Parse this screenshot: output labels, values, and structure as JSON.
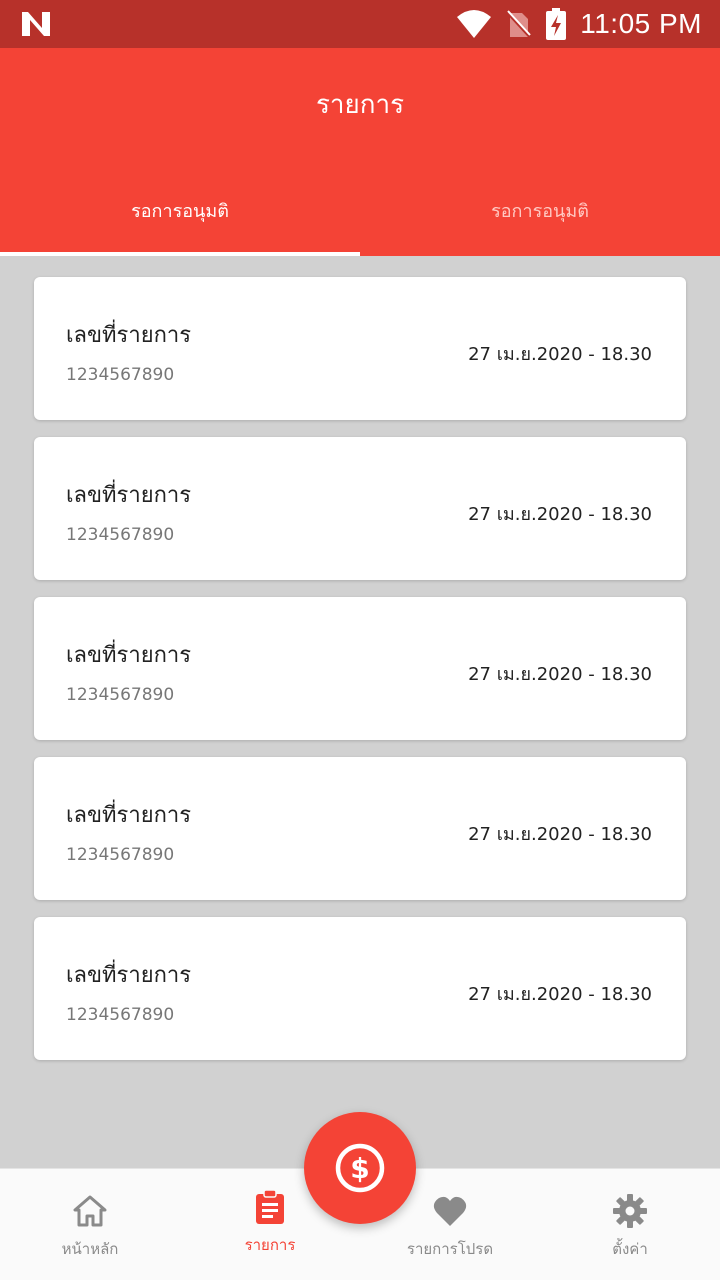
{
  "status_bar": {
    "time": "11:05 PM",
    "icons": [
      "n-logo-icon",
      "wifi-icon",
      "no-sim-icon",
      "battery-charging-icon"
    ]
  },
  "app_bar": {
    "title": "รายการ"
  },
  "tabs": [
    {
      "label": "รอการอนุมติ",
      "selected": true
    },
    {
      "label": "รอการอนุมติ",
      "selected": false
    }
  ],
  "items": [
    {
      "label": "เลขที่รายการ",
      "number": "1234567890",
      "date": "27  เม.ย.2020  -  18.30"
    },
    {
      "label": "เลขที่รายการ",
      "number": "1234567890",
      "date": "27  เม.ย.2020  -  18.30"
    },
    {
      "label": "เลขที่รายการ",
      "number": "1234567890",
      "date": "27  เม.ย.2020  -  18.30"
    },
    {
      "label": "เลขที่รายการ",
      "number": "1234567890",
      "date": "27  เม.ย.2020  -  18.30"
    },
    {
      "label": "เลขที่รายการ",
      "number": "1234567890",
      "date": "27  เม.ย.2020  -  18.30"
    }
  ],
  "fab": {
    "icon": "dollar-circle-icon"
  },
  "bottom_nav": [
    {
      "label": "หน้าหลัก",
      "icon": "home-icon",
      "active": false
    },
    {
      "label": "รายการ",
      "icon": "clipboard-list-icon",
      "active": true
    },
    {
      "label": "รายการโปรด",
      "icon": "heart-icon",
      "active": false
    },
    {
      "label": "ตั้งค่า",
      "icon": "gear-icon",
      "active": false
    }
  ],
  "colors": {
    "status_bar": "#b7312a",
    "primary": "#f44336",
    "background": "#d1d1d1",
    "inactive_nav": "#8a8a8a"
  }
}
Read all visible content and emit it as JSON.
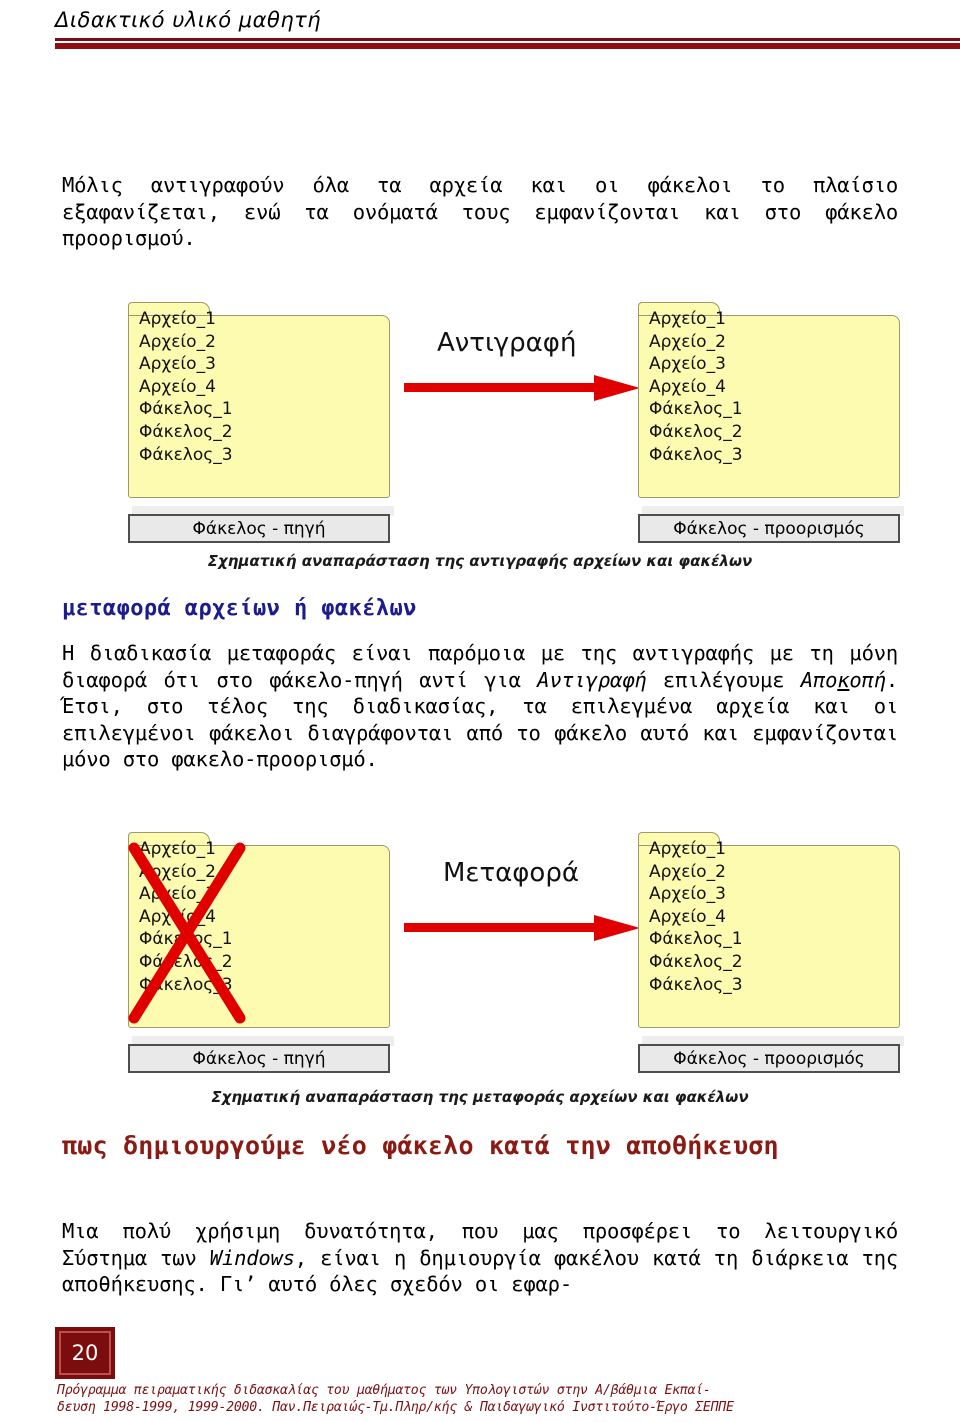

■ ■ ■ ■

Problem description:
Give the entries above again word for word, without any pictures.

Response:
Parse this screenshot: output labels, values, and structure as JSON.
{
  "status_bar": {
    "time": "11:05 PM",
    "icons": [
      "n-logo-icon",
      "wifi-icon",
      "no-sim-icon",
      "battery-charging-icon"
    ]
  },
  "app_bar": {
    "title": "รายการ"
  },
  "tabs": [
    {
      "label": "รอการอนุมติ",
      "selected": true
    },
    {
      "label": "รอการอนุมติ",
      "selected": false
    }
  ],
  "items": [
    {
      "label": "เลขที่รายการ",
      "number": "1234567890",
      "date": "27  เม.ย.2020  -  18.30"
    },
    {
      "label": "เลขที่รายการ",
      "number": "1234567890",
      "date": "27  เม.ย.2020  -  18.30"
    },
    {
      "label": "เลขที่รายการ",
      "number": "1234567890",
      "date": "27  เม.ย.2020  -  18.30"
    },
    {
      "label": "เลขที่รายการ",
      "number": "1234567890",
      "date": "27  เม.ย.2020  -  18.30"
    },
    {
      "label": "เลขที่รายการ",
      "number": "1234567890",
      "date": "27  เม.ย.2020  -  18.30"
    }
  ],
  "fab": {
    "icon": "dollar-circle-icon"
  },
  "bottom_nav": [
    {
      "label": "หน้าหลัก",
      "icon": "home-icon",
      "active": false
    },
    {
      "label": "รายการ",
      "icon": "clipboard-list-icon",
      "active": true
    },
    {
      "label": "รายการโปรด",
      "icon": "heart-icon",
      "active": false
    },
    {
      "label": "ตั้งค่า",
      "icon": "gear-icon",
      "active": false
    }
  ],
  "colors": {
    "status_bar": "#b7312a",
    "primary": "#f44336",
    "background": "#d1d1d1",
    "inactive_nav": "#8a8a8a"
  }
}
Read all visible content and emit it as JSON.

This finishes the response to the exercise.